The Supreme Court ruled Tuesday that “crisis pregnancy centers” in California do not have to provide women with information about state-funded contraception or abortion. These centers are typically religion-based and are opposed to abortion because of their faith. The law under consideration is the California Reproductive Freedom, Accountability, Comprehensive Care, and Transparency Act, also known as the FACT Act. ABC News reports that the law requires licensed centers operated by abortion opponents post notices that inform a woman that California provides free or low-cost abortions, contraception, and prenatal care. The notices must be available in a total of 13 languages.
In a 5-4 decision, Justice Clarence Thomas wrote that forcing the staff of these centers is a violation of the First Amendment because it runs counter to their faith. He also stated that requiring notices in 13 languages is burdensome to the centers.
Justice Anthony M. Kennedy wrote in his opinion that, “Governments must not be allowed to force persons to express a message contrary to their deepest convictions. Freedom of speech secures freedom of thought and belief. This law imperils those liberties.”
The New York Times reports that in his letter of dissent, Justice Stephen G. Breyer stated that he believes the court is acting in an inconsistent manner, pointing to a prior ruling on a Pennsylvania case that the court upheld a law requiring doctors who perform abortions to provide information about adoption to their patients.
“If a state can lawfully require a doctor to tell a woman seeking an abortion about adoption services, why should it not be able, as here, to require a medical counselor to tell a woman seeking prenatal care or other reproductive health care about childbirth and abortion services?”
Justice Thomas responded that the difference is that the Pennsylvania decision involved a medical procedure. Justice Breyer reasserted his disagreement when he said that both giving birth and having an abortion are medical procedures with inherent risks. He also said the decision about requiring notices in 13 languages was not one that should be decided by the Supreme Court but rather by Los Angeles. He stated that completely eliminating a requirement for multiple languages was likely not the right decision, but that reducing the number of languages may be appropriate.
Attorney General Jeff Sessions voiced his support of the Supreme Court’s decision.
“Speakers should not be forced by their government to promote a message with which they disagree, and pro-life pregnancy centers in California should not be forced to advertise abortion and undermine the very reason they exist.”
The California attorney general disagreed with Sessions and called the decision “unfortunate.”
The California legislature found that about 200 anti-abortion centers located inside state lines used advertising and counseling that is purposely deceptive and confusing and that keeps women from being able to make informed decisions about healthcare.
Another part of the law applies to unlicensed centers.
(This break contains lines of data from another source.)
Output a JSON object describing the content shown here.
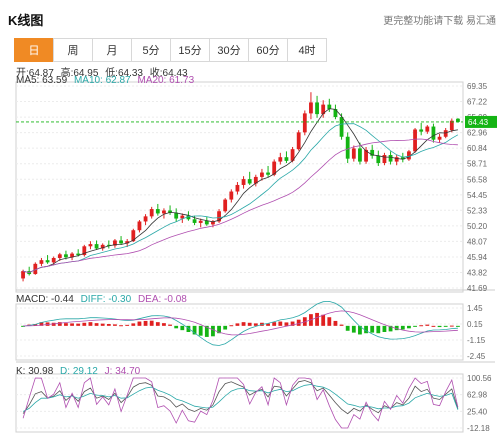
{
  "header": {
    "title": "K线图",
    "promo": "更完整功能请下载 易汇通"
  },
  "tabs": [
    "日",
    "周",
    "月",
    "5分",
    "15分",
    "30分",
    "60分",
    "4时"
  ],
  "active_tab": 0,
  "ohlc": {
    "open": "开:64.87",
    "high": "高:64.95",
    "low": "低:64.33",
    "close": "收:64.43"
  },
  "ma": {
    "ma5": "MA5: 63.59",
    "ma10": "MA10: 62.87",
    "ma20": "MA20: 61.73"
  },
  "macd": {
    "macd": "MACD: -0.44",
    "diff": "DIFF: -0.30",
    "dea": "DEA: -0.08"
  },
  "kdj": {
    "k": "K: 30.98",
    "d": "D: 29.12",
    "j": "J: 34.70"
  },
  "price_axis": [
    "69.35",
    "67.22",
    "65.09",
    "62.96",
    "60.84",
    "58.71",
    "56.58",
    "54.45",
    "52.33",
    "50.20",
    "48.07",
    "45.94",
    "43.82",
    "41.69"
  ],
  "current_price": "64.43",
  "macd_axis": [
    "1.45",
    "0.15",
    "-1.15",
    "-2.45"
  ],
  "kdj_axis": [
    "100.56",
    "62.98",
    "25.40",
    "-12.18"
  ],
  "colors": {
    "up": "#e02020",
    "down": "#14b414",
    "ma5": "#333333",
    "ma10": "#2aa8a8",
    "ma20": "#b04fb0",
    "accent": "#f08a24",
    "price_tag": "#14b414"
  },
  "chart_data": {
    "type": "candlestick",
    "price_range": [
      41.69,
      69.35
    ],
    "candles": [
      [
        43.0,
        44.2,
        42.6,
        44.0
      ],
      [
        44.0,
        44.6,
        43.4,
        43.6
      ],
      [
        43.6,
        45.2,
        43.5,
        45.0
      ],
      [
        45.0,
        45.8,
        44.7,
        45.5
      ],
      [
        45.5,
        46.2,
        45.0,
        45.2
      ],
      [
        45.2,
        46.0,
        44.8,
        45.8
      ],
      [
        45.8,
        46.5,
        45.4,
        46.3
      ],
      [
        46.3,
        46.8,
        45.6,
        45.9
      ],
      [
        45.9,
        46.6,
        45.5,
        46.4
      ],
      [
        46.4,
        47.0,
        46.0,
        46.2
      ],
      [
        46.2,
        47.6,
        46.0,
        47.4
      ],
      [
        47.4,
        48.1,
        47.0,
        47.7
      ],
      [
        47.7,
        48.2,
        46.9,
        47.1
      ],
      [
        47.1,
        47.8,
        46.8,
        47.6
      ],
      [
        47.6,
        48.2,
        47.1,
        47.5
      ],
      [
        47.5,
        48.4,
        47.2,
        48.2
      ],
      [
        48.2,
        48.8,
        47.6,
        47.8
      ],
      [
        47.8,
        48.4,
        47.3,
        48.1
      ],
      [
        48.1,
        49.8,
        48.0,
        49.6
      ],
      [
        49.6,
        51.0,
        49.3,
        50.8
      ],
      [
        50.8,
        51.8,
        50.3,
        51.5
      ],
      [
        51.5,
        52.8,
        51.2,
        52.5
      ],
      [
        52.5,
        53.2,
        51.6,
        51.9
      ],
      [
        51.9,
        52.6,
        51.2,
        52.3
      ],
      [
        52.3,
        53.0,
        51.7,
        52.0
      ],
      [
        52.0,
        52.6,
        50.8,
        51.2
      ],
      [
        51.2,
        51.9,
        50.6,
        51.6
      ],
      [
        51.6,
        52.2,
        50.9,
        51.1
      ],
      [
        51.1,
        51.6,
        50.3,
        50.6
      ],
      [
        50.6,
        51.2,
        50.0,
        50.9
      ],
      [
        50.9,
        51.4,
        50.2,
        50.4
      ],
      [
        50.4,
        51.0,
        50.0,
        50.8
      ],
      [
        50.8,
        52.5,
        50.6,
        52.2
      ],
      [
        52.2,
        54.0,
        52.0,
        53.8
      ],
      [
        53.8,
        55.2,
        53.4,
        54.9
      ],
      [
        54.9,
        56.2,
        54.5,
        55.8
      ],
      [
        55.8,
        57.0,
        55.3,
        56.6
      ],
      [
        56.6,
        57.6,
        55.8,
        56.0
      ],
      [
        56.0,
        57.2,
        55.6,
        56.9
      ],
      [
        56.9,
        58.0,
        56.4,
        57.5
      ],
      [
        57.5,
        58.4,
        56.9,
        57.2
      ],
      [
        57.2,
        59.3,
        57.0,
        59.0
      ],
      [
        59.0,
        60.2,
        58.6,
        59.6
      ],
      [
        59.6,
        60.4,
        58.8,
        59.1
      ],
      [
        59.1,
        61.0,
        58.9,
        60.7
      ],
      [
        60.7,
        63.3,
        60.5,
        63.0
      ],
      [
        63.0,
        66.0,
        62.6,
        65.6
      ],
      [
        65.6,
        68.5,
        64.8,
        67.1
      ],
      [
        67.1,
        68.0,
        65.0,
        65.5
      ],
      [
        65.5,
        67.4,
        65.0,
        66.8
      ],
      [
        66.8,
        67.6,
        65.8,
        66.2
      ],
      [
        66.2,
        66.8,
        64.8,
        65.1
      ],
      [
        65.1,
        65.6,
        62.0,
        62.4
      ],
      [
        62.4,
        63.0,
        58.8,
        59.4
      ],
      [
        59.4,
        61.2,
        59.0,
        60.8
      ],
      [
        60.8,
        61.6,
        58.6,
        59.0
      ],
      [
        59.0,
        61.0,
        58.7,
        60.6
      ],
      [
        60.6,
        61.3,
        59.4,
        59.8
      ],
      [
        59.8,
        60.5,
        58.4,
        58.8
      ],
      [
        58.8,
        60.2,
        58.5,
        59.9
      ],
      [
        59.9,
        60.4,
        58.6,
        59.0
      ],
      [
        59.0,
        59.9,
        58.5,
        59.6
      ],
      [
        59.6,
        60.2,
        58.9,
        59.3
      ],
      [
        59.3,
        60.6,
        59.1,
        60.4
      ],
      [
        60.4,
        63.6,
        60.2,
        63.4
      ],
      [
        63.4,
        64.3,
        62.6,
        63.1
      ],
      [
        63.1,
        64.0,
        62.8,
        63.8
      ],
      [
        63.8,
        64.2,
        61.6,
        62.0
      ],
      [
        62.0,
        62.8,
        61.6,
        62.4
      ],
      [
        62.4,
        63.6,
        62.2,
        63.3
      ],
      [
        63.3,
        64.9,
        63.0,
        64.6
      ],
      [
        64.87,
        64.95,
        64.33,
        64.43
      ]
    ],
    "macd_range": [
      -2.45,
      1.45
    ],
    "macd_hist": [
      -0.05,
      0.1,
      0.15,
      0.3,
      0.28,
      0.25,
      0.3,
      0.22,
      0.2,
      0.18,
      0.25,
      0.3,
      0.22,
      0.18,
      0.15,
      0.12,
      0.05,
      0.08,
      0.2,
      0.35,
      0.4,
      0.42,
      0.3,
      0.22,
      0.1,
      -0.2,
      -0.35,
      -0.5,
      -0.7,
      -0.8,
      -0.9,
      -0.85,
      -0.6,
      -0.3,
      0.05,
      0.2,
      0.3,
      0.25,
      0.2,
      0.25,
      0.18,
      0.3,
      0.35,
      0.28,
      0.35,
      0.5,
      0.7,
      0.95,
      1.05,
      0.9,
      0.7,
      0.4,
      0.1,
      -0.4,
      -0.55,
      -0.7,
      -0.6,
      -0.55,
      -0.6,
      -0.5,
      -0.45,
      -0.35,
      -0.3,
      -0.2,
      -0.05,
      0.05,
      0.1,
      0.0,
      -0.1,
      -0.05,
      0.02,
      -0.02
    ],
    "kdj_range": [
      -12.18,
      100.56
    ],
    "kdj_k": [
      20,
      40,
      65,
      70,
      55,
      60,
      72,
      50,
      62,
      48,
      70,
      78,
      55,
      60,
      52,
      66,
      45,
      58,
      80,
      88,
      90,
      84,
      60,
      58,
      50,
      35,
      42,
      30,
      25,
      32,
      28,
      40,
      70,
      88,
      92,
      86,
      80,
      62,
      70,
      75,
      58,
      82,
      80,
      60,
      76,
      92,
      95,
      90,
      72,
      78,
      62,
      45,
      30,
      20,
      32,
      26,
      40,
      30,
      22,
      38,
      32,
      45,
      40,
      55,
      82,
      70,
      75,
      55,
      52,
      64,
      76,
      31
    ],
    "kdj_d": [
      25,
      32,
      45,
      55,
      55,
      58,
      63,
      58,
      60,
      55,
      60,
      66,
      62,
      61,
      58,
      61,
      55,
      56,
      64,
      72,
      78,
      80,
      73,
      68,
      62,
      53,
      49,
      43,
      37,
      35,
      33,
      35,
      47,
      60,
      71,
      76,
      77,
      72,
      71,
      72,
      67,
      72,
      75,
      70,
      72,
      79,
      84,
      86,
      82,
      80,
      74,
      64,
      53,
      42,
      39,
      35,
      37,
      35,
      31,
      33,
      33,
      37,
      38,
      44,
      56,
      61,
      66,
      62,
      59,
      61,
      66,
      29
    ],
    "kdj_j": [
      10,
      56,
      105,
      100,
      55,
      64,
      90,
      34,
      66,
      34,
      90,
      102,
      41,
      58,
      40,
      76,
      25,
      62,
      112,
      120,
      114,
      92,
      34,
      38,
      26,
      -1,
      28,
      4,
      1,
      26,
      18,
      50,
      116,
      144,
      134,
      106,
      86,
      42,
      68,
      81,
      40,
      102,
      90,
      40,
      84,
      118,
      117,
      98,
      52,
      74,
      38,
      7,
      -16,
      -24,
      18,
      8,
      46,
      20,
      4,
      48,
      30,
      61,
      44,
      77,
      134,
      88,
      93,
      41,
      38,
      70,
      96,
      34.7
    ]
  }
}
California law doesn’t require them to provide information about state-funded alternatives, but they are required to inform women that they are not licensed by the state.